The restaurant was inspected by food safety officers in February 2014 who became concerned food sold at the shop would be unsafe for consumption.

Thankum appeared before the ACT Magistrates Court on Friday and was charged $2000 for each violation and ordered to pay court costs.

Court documents reveal the kitchen had fallen into disrepair with dead cockroaches left in dishwashing areas.

The documents also revealed food was stored in washing-up areas and sauces left on benches for eight hours at a time.

Ice buildup posed dangers in chest freezers with uncovered foods with exhaust fans clogged with grease.

Special magistrate Maria Doogan said the restaurant had since been sold and Thankum had begun working in a different occupation.

In an ice machine too: Roach infestation forces closure of A-rated Carl’s Jr. in Calif.

Kern health officials, acting on a customer complaint, have shut down a Bakersfield Carl’s Jr. restaurant because of a cockroach infestation observed months ago by a county inspector who nevertheless issued the fast-food place an “A” rating.

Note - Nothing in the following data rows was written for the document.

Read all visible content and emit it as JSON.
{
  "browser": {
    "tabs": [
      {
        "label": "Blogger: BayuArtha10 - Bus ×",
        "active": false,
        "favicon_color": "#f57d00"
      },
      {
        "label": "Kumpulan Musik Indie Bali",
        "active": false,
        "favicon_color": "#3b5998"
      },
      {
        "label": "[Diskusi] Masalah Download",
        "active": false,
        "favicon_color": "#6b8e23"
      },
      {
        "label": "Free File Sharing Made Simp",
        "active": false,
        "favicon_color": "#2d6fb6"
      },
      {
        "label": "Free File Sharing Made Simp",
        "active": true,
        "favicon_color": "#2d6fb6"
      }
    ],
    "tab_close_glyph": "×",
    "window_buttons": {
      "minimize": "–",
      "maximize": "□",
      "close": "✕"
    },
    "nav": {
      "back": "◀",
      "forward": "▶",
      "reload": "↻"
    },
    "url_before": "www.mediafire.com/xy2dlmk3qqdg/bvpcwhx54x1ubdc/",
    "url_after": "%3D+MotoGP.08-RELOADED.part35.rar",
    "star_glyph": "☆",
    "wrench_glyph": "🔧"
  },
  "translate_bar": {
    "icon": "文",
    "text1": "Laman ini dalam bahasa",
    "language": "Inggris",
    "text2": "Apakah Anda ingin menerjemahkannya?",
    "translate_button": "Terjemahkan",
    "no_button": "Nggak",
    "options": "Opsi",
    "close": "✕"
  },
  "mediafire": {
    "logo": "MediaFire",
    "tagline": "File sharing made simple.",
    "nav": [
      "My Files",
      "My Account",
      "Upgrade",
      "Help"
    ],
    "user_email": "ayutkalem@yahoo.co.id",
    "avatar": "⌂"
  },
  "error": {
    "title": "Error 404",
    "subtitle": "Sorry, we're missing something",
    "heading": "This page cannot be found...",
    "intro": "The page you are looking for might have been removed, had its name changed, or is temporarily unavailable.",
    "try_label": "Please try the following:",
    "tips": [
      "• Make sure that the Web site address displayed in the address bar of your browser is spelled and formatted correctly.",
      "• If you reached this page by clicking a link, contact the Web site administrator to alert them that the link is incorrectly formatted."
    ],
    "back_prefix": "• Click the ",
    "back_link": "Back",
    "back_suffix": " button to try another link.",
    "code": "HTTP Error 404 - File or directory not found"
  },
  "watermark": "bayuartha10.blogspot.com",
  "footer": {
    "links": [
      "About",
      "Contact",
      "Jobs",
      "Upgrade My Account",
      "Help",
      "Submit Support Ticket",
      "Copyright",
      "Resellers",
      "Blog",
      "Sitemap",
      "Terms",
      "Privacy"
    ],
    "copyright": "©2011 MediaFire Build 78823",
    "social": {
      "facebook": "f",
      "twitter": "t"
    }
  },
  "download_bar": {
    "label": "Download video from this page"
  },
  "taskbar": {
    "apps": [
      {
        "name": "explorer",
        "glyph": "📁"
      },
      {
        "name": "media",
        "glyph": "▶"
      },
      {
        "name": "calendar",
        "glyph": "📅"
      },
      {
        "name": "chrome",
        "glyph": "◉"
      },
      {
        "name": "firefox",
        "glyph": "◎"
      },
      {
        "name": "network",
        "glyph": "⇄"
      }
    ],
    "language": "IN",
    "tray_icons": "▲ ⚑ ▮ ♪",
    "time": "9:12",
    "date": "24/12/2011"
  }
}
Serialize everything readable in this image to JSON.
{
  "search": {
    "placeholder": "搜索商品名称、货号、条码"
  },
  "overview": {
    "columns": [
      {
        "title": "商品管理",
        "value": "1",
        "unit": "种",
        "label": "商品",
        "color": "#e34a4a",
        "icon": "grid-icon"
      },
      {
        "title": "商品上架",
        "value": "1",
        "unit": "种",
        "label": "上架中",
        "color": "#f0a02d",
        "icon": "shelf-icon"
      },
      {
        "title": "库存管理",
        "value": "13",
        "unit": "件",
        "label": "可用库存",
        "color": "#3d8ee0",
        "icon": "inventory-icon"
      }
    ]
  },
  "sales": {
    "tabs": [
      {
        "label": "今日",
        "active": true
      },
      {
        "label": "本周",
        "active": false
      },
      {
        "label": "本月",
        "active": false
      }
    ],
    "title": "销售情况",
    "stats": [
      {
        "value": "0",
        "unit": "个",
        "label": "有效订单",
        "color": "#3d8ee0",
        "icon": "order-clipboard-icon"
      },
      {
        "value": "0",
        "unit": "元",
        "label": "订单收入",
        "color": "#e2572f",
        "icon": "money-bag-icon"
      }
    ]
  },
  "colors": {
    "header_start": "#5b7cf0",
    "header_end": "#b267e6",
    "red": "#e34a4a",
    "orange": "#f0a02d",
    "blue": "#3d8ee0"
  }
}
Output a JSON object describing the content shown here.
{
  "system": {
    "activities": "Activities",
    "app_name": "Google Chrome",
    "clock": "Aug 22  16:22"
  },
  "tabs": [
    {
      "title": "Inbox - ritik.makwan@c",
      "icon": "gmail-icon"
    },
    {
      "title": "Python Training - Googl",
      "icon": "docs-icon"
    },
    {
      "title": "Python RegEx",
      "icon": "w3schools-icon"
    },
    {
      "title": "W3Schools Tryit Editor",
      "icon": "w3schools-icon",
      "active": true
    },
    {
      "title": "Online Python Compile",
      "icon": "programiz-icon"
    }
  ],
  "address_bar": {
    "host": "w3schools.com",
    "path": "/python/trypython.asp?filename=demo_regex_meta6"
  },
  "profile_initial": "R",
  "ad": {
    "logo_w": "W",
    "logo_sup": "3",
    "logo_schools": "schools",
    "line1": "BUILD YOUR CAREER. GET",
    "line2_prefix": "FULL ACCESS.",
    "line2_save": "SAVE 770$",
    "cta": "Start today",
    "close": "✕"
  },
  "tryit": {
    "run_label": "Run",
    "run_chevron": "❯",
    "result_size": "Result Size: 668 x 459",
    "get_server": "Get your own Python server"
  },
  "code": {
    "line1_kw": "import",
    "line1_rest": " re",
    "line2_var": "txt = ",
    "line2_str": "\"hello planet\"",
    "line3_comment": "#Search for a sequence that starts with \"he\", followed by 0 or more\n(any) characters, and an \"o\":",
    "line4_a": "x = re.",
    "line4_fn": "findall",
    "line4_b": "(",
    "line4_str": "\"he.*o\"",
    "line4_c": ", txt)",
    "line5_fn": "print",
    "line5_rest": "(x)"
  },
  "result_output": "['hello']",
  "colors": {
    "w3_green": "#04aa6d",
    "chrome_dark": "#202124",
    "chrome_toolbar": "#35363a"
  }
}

carl's jrThe corporate-owned restaurant on Real Road south of California Avenue was found Monday to be harboring a “severe” infestation, with numerous cockroaches alive and dead, as well as insect eggs, feces and a multi-generational population suggesting roaches were breeding at the site, county environmental health Director Donna Fenton said.

“When we see that type of infestation, our concern is that they can contaminate food contact surfaces, utensils, food packaging — they can even get into the food itself,” said Fenton, who added the county typically closes a couple of restaurants every year because of cockroach infestations.

When the county visited the same Carl’s Jr. July 9, its inspector noted a “vermin infestation” evident by live roaches in the grill area and in an ice machine, among other lesser violations, according to a county report posted online.

cockroach.burgerThe facility earned a score of 91 percent, not as good as the 93.5 percent it received in March but better than its 90 percent score from Dec. 30. In each case the restaurant won an “A” grade, based on its overall points tally.

Fenton said the infestation the county observed in July was not seen as overly problematic because the restaurant had been treated by pest control specialists the night before, and it appeared the roaches were dying. Also, the report asserted the infestation was confined to a limited area.

The county went out again Monday after a customer reported seeing a cockroach on a wall of the restaurant, among other violations, Fenton said.

The restaurant will stay closed until its owner, Carpinteria-based CKE Restaurants Inc., finishes what Fenton called a “deep cleaning,” including steam-cleaning, sealing of cracks and other maintenance. She said the location won’t be allowed to reopen until after it passes a county re-inspection.

CKE declined to answer questions including what had been done to prevent and then address the infestation reported in July. The company issued this written statement: “The health and safety of our customers and employees is always our top priority. We took immediate action to deal with this situation and expect to re-open the location very soon.”

Douglas Powell, a former professor of food safety at Kansas State University who now publishes articles on the subject at barfblog.com, said cockroaches can carry dangerous bacteria and viruses, and that it is the responsibilities of restaurant operators, not government agencies, to ensure food safety. He cautioned against putting too much faith in government inspection reports, which he said represent ”a snapshot in time.“

”Cockroaches are going to be around,“ he said. ”It’s up to the restaurant to take steps to mitigate that.“

And everyone has a camera.